IMAGE COURTESY OF PENN COVE SHELLFISH FARMClimate change is bad for commercial oyster and mussel growers. But until recently, researchers weren’t sure exactly how rising CO2 levels and the resultant ocean acidification—reduced pH—harmed the farmed bivalves. This week (December 15), researchers proposed an answer: it’s all about saturation state. In a paper published in Nature Climate Change, scientists from Oregon State University and state agencies reported that the larvae of Pacific oysters and Mediterranean mussels have a hard time forming their calcium carbonate shells as the surrounding seawater’s saturation state falls. Saturation state is a measure of how corrosive the seawater is to the shells that the larvae make as they grow, and as CO2 increases in the atmosphere, saturation state drops. A lower saturation state means more corrosive water.
“Biological oceanographers have speculated that early life stages of marine organisms might be particularly sensitive to ocean acidification, but the underlying mechanisms remain unknown for most species,” David Garrison, program director in the US National Science Foundation’s Division of Ocean Sciences, which funded the research through an ocean acidification competition, said in a statement. “This research is an important step in being able to predict, and perhaps mitigate, the effects of ocean acidification on coastal resources.”
The researchers exposed shellfish larvae to chemically manipulated seawater in the lab and tracked the effects of falling saturation state on their growth. They found that if water was too acidic, the free-swimming larvae had to expend too much energy on shell growth, which diverted energy from feeding and swimming activities.
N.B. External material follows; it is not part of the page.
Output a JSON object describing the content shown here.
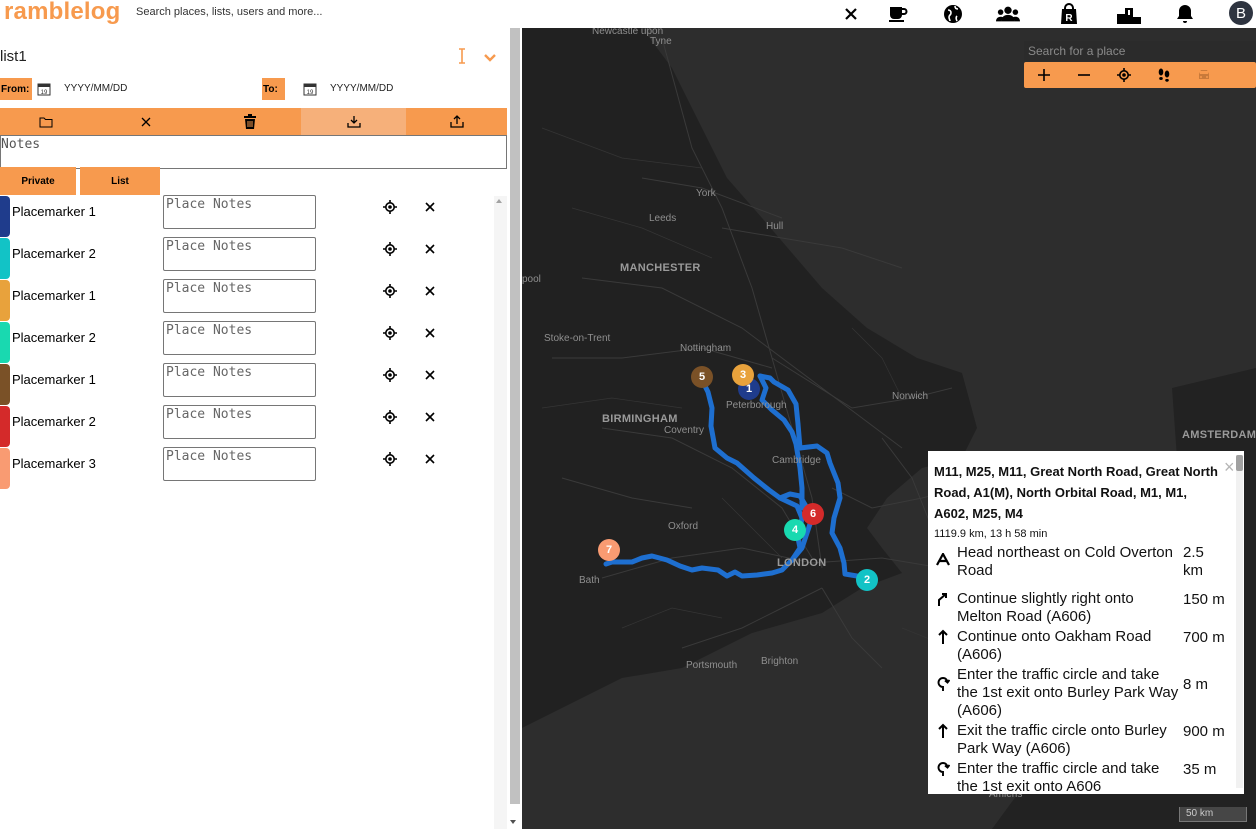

This was especially damaging because the developing mollusks have a brief, 48-hour window in which they must begin feeding at a rate that ensures their survival. “The hatcheries call it ‘lazy larvae syndrome’ because these tiny oysters just sink in the water and stop swimming,” lead study author George Waldbusser, an Oregon State University marine ecologist and biogeochemist, said in the statement. “These organisms have really sensitive windows to ocean acidification—even more sensitive than we thought.”